John Gibson and his .927sv% is the main reason they are close to a playoff spot. The Ducks have been outshot 535-393 (-142) in 20 games. They are getting outshot by an average of seven shots a game. Teams have dominated the Ducks territorially, but Gibson, and backup Ryan Miller (.929sv% in four starts), have kept the Ducks in games. Injuries and a lack of overall skill tells me they won’t be able to stay in the race unless they suddenly improve defensively.
Arizona has been very streaky. They started the season 1-4, scoring only three goals. Then they went 6-1 producing 31 goals, and now they are 1-3-1 in their last five and have allowed 21 goals. They only gave up 24 goals through their first 12 games. It is hard to get a read on who the Coyotes are. They don’t have a top-end point producer — Brad Richardson is tied for the team lead in goals at five with Clayton Keller — and the only way I see them staying in the hunt is if they can remain sound defensively.
I expected Vegas to take a step back. I know, not a risky view, but they weren’t going to be able to match last season’s momentum and career-high totals from 90% of the team. William Karlsson has come back to earth with four goals in 19 games, and Reilly Smith only has seven points.
Nate Schmidt will make his season debut against the Oilers on Sunday after sitting out the final game of his 20-game suspension in Winnipeg tomorrow. He will help their blueline, but he’ll be rusty and need a few games to catch up to the pace of play. Marc-Andre Fleury has a .902sv% and Vegas looks much more like the expansion team we expected last year. They will be competitive, but they will have to scratch and claw their way to a playoff spot this season after dominating much of last season.
Los Angeles is out of it. They are down to their third string goalie after injuries to Jonathon Quick and Jack Campbell. Quick struggled with a nagging injury when he was playing and it showed with an ugly .845sv%. The Kings can still play solid defensively, but after Ilya Kovalchuk the rest of the team is struggling. He leads the team with five goals and 14 points. Anze Kopitar only has six points. GM Rob Blake trade 26-year-old Tanner Pearson for 30-year-old Carl Hagelin earlier this week, in what can only be looked at a salary dump for next season.
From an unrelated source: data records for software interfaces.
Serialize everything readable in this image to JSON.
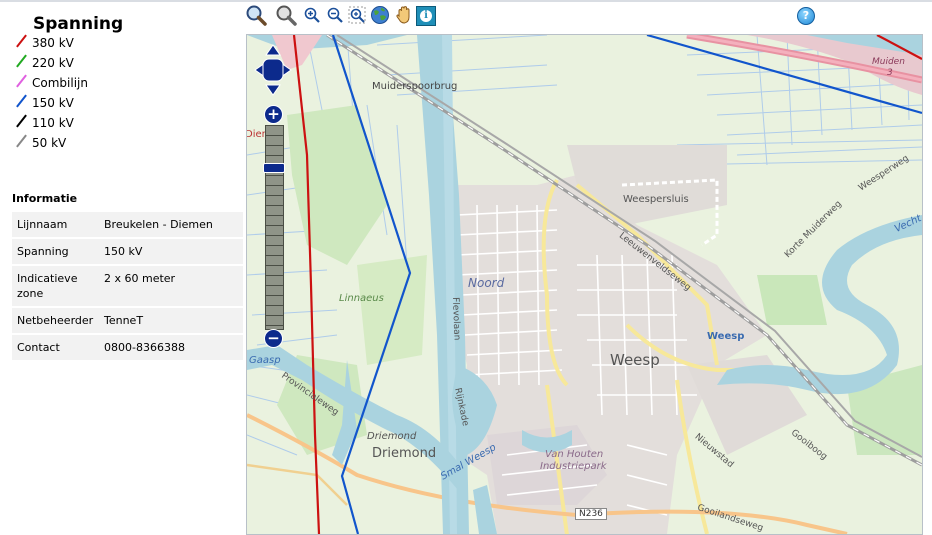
{
  "legend": {
    "title": "Spanning",
    "items": [
      {
        "label": "380 kV",
        "color": "#cc1111"
      },
      {
        "label": "220 kV",
        "color": "#22aa22"
      },
      {
        "label": "Combilijn",
        "color": "#e060e0"
      },
      {
        "label": "150 kV",
        "color": "#1155cc"
      },
      {
        "label": "110 kV",
        "color": "#000000"
      },
      {
        "label": "50 kV",
        "color": "#888888"
      }
    ]
  },
  "info": {
    "title": "Informatie",
    "rows": [
      {
        "key": "Lijnnaam",
        "value": "Breukelen - Diemen"
      },
      {
        "key": "Spanning",
        "value": "150 kV"
      },
      {
        "key": "Indicatieve zone",
        "value": "2 x 60 meter"
      },
      {
        "key": "Netbeheerder",
        "value": "TenneT"
      },
      {
        "key": "Contact",
        "value": "0800-8366388"
      }
    ]
  },
  "toolbar": {
    "tools": [
      {
        "name": "zoom-in-box-tool",
        "icon": "magnifier-plus-icon"
      },
      {
        "name": "zoom-out-box-tool",
        "icon": "magnifier-minus-icon"
      },
      {
        "name": "zoom-in-tool",
        "icon": "zoom-in-icon"
      },
      {
        "name": "zoom-out-tool",
        "icon": "zoom-out-icon"
      },
      {
        "name": "zoom-extent-tool",
        "icon": "zoom-extent-icon"
      },
      {
        "name": "full-extent-tool",
        "icon": "globe-icon"
      },
      {
        "name": "pan-tool",
        "icon": "hand-icon"
      },
      {
        "name": "identify-tool",
        "icon": "info-icon"
      }
    ],
    "help_label": "?"
  },
  "map": {
    "labels": {
      "muiderspoorbrug": "Muiderspoorbrug",
      "muiden": "Muiden",
      "muiden_3": "3",
      "diemen": "Diemen",
      "weespersluis": "Weespersluis",
      "leeuwenveldseweg": "Leeuwenveldseweg",
      "korte_muiderweg": "Korte Muiderweg",
      "weesperweg": "Weesperweg",
      "vecht": "Vecht",
      "linnaeus": "Linnaeus",
      "noord": "Noord",
      "flevolaan": "Flevolaan",
      "weesp": "Weesp",
      "weesp_station": "Weesp",
      "rijnkade": "Rijnkade",
      "provincialeweg": "Provincialeweg",
      "gaasp": "Gaasp",
      "driemond_small": "Driemond",
      "driemond": "Driemond",
      "smal_weesp": "Smal Weesp",
      "van_houten": "Van Houten",
      "industriepark": "Industriepark",
      "nieuwstad": "Nieuwstad",
      "gooiboog": "Gooiboog",
      "n236": "N236",
      "gooilandseweg": "Gooilandseweg"
    }
  }
}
Hagelin is a UFA in July, while Pearson has two more years on his $3.75 million salary. That trade illustrates he is already looking ahead to next season.
I see San Jose leading the division, the Kings will be in the basement, but the middle five spots are wide open. The Oilers have enough talent to compete with Calgary, Anaheim, Arizona and Vancouver. Right now I’d rank them and the Flames as the favourites to round out the top three spots in the Pacific. What do you see?
There has been a lot of talk of the lack of production from Oilers bottom six. It is valid, however, did you know the Oilers have the best GF-GA ratio at 5×5 in the Pacific division?
They are -2, tied with Calgary. Vancouver and Anaheim are -3, San Jose is -6, Vegas and Arizona are -10 and LA is -13. In fact, only three west teams are better: Nashville (+17), Colorado (+9) and Minnesota (+6). Loading up the top line with Connor McDavid and Leon Draisaitl will produce more at 5×5, and if the third and fourth lines could just produce a bit they should be fine, no?
Outside of San Jose I don’t see a dominant team in the Pacific. They all have some flaws, but the Oilers’ flaws aren’t worse than the other Pacific division contenders. Often we get caught up in only looking at the team you cover or cheer for, but when you compare the Oilers to the rest of the division they are very competitive and the next eight games present a fantastic opportunity to put themselves in a good position within their division.
Will they take advantage? We wait.